commissioned. It mixes personal and collective ideas on what constitutes a historically
significant event or a valued landscape.
Elina Vainio from Helsinki, Finland, constructs
large-scale sand installations that contain subtle hints of civilizations’
past, present, or possibly yet to be. Through her sparse arrangements of
largely abstract sand casts or nearly identifiable found objects, Vainio points
to notions of impermanence and volatility inherent in any a given society and
its ways of life.
Another Helsinki-based artist, Nestori Syrjälä focuses on the changes
that human activities are causing to the climate and ecosystems across the
planet. Scattered across Syrjälä’s sculptural installation Stele are car side windows resting on natural rocks—as if by some
unknown powerful impact. The work connects and mixes seemingly dispersed
historical and present-day events.
Korean artist, Mire Lee, who until recently was living in Seoul, now
resides in Amsterdam where she is a resident fellow at Rijksakademie. Lee’s
sculptural works, even when coming close to pure abstraction, seem capable of
gnawing at boundaries and taxonomies of all kinds.
Under the band name Black Night, Seoul-based artists Jungju An & Sojung
Jun have recorded their first full-length album titled Mountain of Delusion. Their LP record
has six songs on each side forming a metaphoric landscape of the recent past in
Gwangju. One side is derived from the personal, while the other emerges from
prevailing common perspectives. For the songs on the record, An and Jun
have written lyrics featuring metaphors and events as the famously exclusive
watermelon growing on the Mudeungsan mountain, or the subject of huge popular
interest in the aftermath of the 1980’s Gwangju Democratization
Movement, the local baseball team Hai Tai Tigers.
● Philippine Contemporary Art Network (PCAN)/ Leekangha Art Museum and a new art exhibition space in Buk-gu,
= The boundaries of natural and artificial, sensibility and space, expressed by
Philippine and Gwangju artists
The Philippine Contemporary Art Network will show six Korean
and Filipino artists including Mark Salvatus, Indy Paredes, Dominic Mangila,
Renz Lee, Lee Kang Ha, Sehyun Lee, under the title, ‘Hothouse.’ The exhibition
is planned by Patrick D. Flores, a former curator of the Philippine Pavilion at
the 2015 Venice Biennale and one of the curators for “Position Papers” in the 2008 Gwangju Biennale.
The word ‘hothouse’ refers to a structure which triggers
exceptionally rapid growth of plant life out of their natural season. A
greenhouse is the contact zone between the natural and artificial and an
environment made of glass. The exhibition focuses on the situation which takes
place at the intersection of the emotional element, ‘hot’ and space, ‘house’.
based in Manila, presented his works in the Philippine Pavilion at the 2016
Venice Biennale and the Seoul group exhibition at the National Museum of

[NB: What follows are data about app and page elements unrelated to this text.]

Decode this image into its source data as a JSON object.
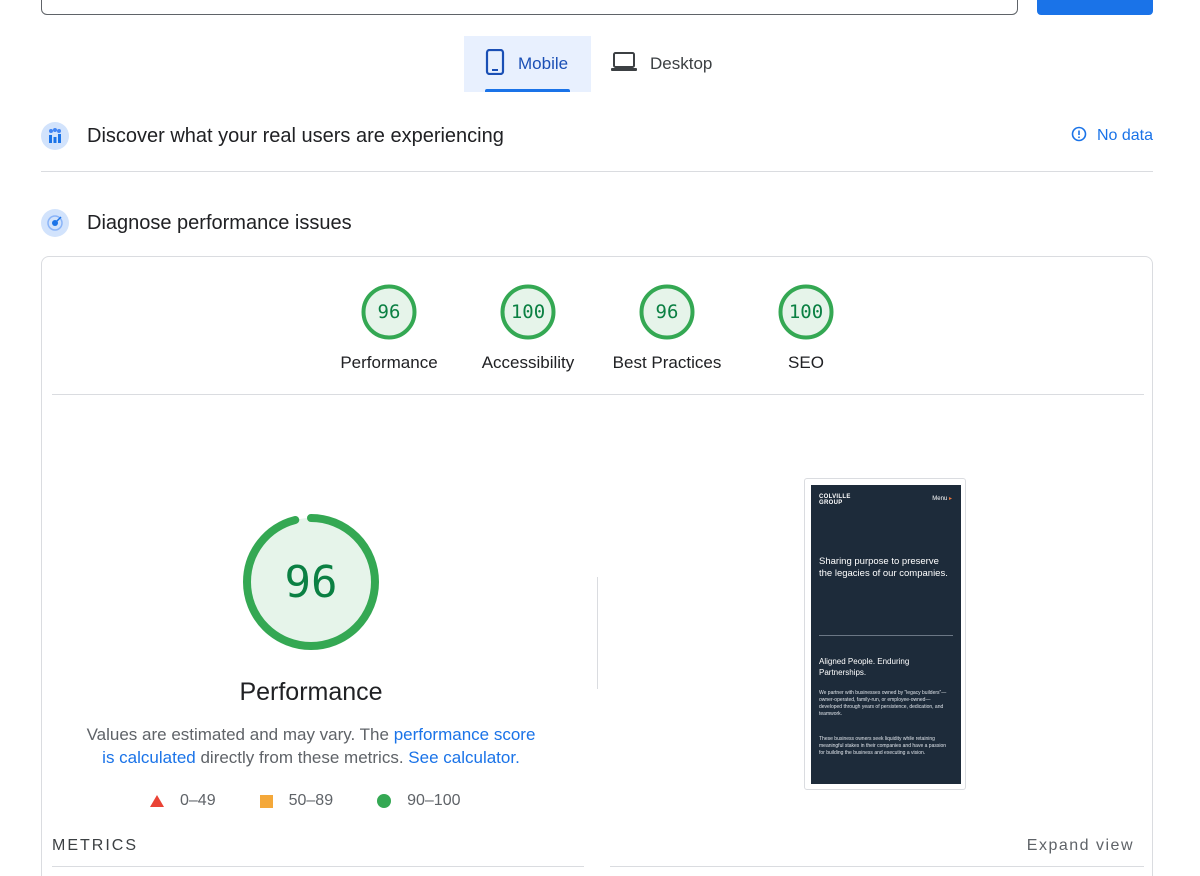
{
  "tabs": {
    "mobile": "Mobile",
    "desktop": "Desktop"
  },
  "field_data": {
    "title": "Discover what your real users are experiencing",
    "status": "No data"
  },
  "diagnose": {
    "title": "Diagnose performance issues"
  },
  "scores": [
    {
      "label": "Performance",
      "value": "96"
    },
    {
      "label": "Accessibility",
      "value": "100"
    },
    {
      "label": "Best Practices",
      "value": "96"
    },
    {
      "label": "SEO",
      "value": "100"
    }
  ],
  "performance": {
    "score": "96",
    "score_fraction": 0.96,
    "title": "Performance",
    "desc_prefix": "Values are estimated and may vary. The ",
    "desc_link1": "performance score is calculated",
    "desc_middle": " directly from these metrics. ",
    "desc_link2": "See calculator."
  },
  "legend": {
    "fail": "0–49",
    "average": "50–89",
    "pass": "90–100"
  },
  "metrics": {
    "label": "METRICS",
    "expand": "Expand view"
  },
  "screenshot": {
    "logo": "COLVILLE GROUP",
    "menu": "Menu",
    "headline": "Sharing purpose to preserve the legacies of our companies.",
    "subhead": "Aligned People. Enduring Partnerships.",
    "para1": "We partner with businesses owned by “legacy builders”—owner-operated, family-run, or employee-owned—developed through years of persistence, dedication, and teamwork.",
    "para2": "These business owners seek liquidity while retaining meaningful stakes in their companies and have a passion for building the business and executing a vision."
  },
  "colors": {
    "pass": "#0b8043",
    "pass_ring": "#34a853",
    "pass_fill": "#e6f4ea",
    "link": "#1a73e8"
  }
}
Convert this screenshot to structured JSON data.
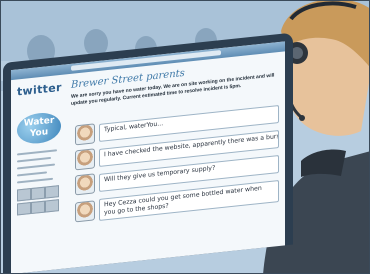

Modern and Contemporary Art in 2018. He was also selected as the residency
artist at the MMCA Residency Goyang. Salvatus examines the correlation between
horticulture and demonstrations. He calls his overall artistic practice as
“Salvage Projects”, taking interest in everyday politics and engaging with
tools of photography, videos, installations and participatory projects.
examines glass elements used in architecture. Paredes takes notice of the
Philippine urban culture and concentrated energy in the densely populated
residential environments in mega-cities.
Dominic Mangila gives shape to the abstract
constructed by images in televisions and Renz Lee presents a collage of global
actions related to residential issues.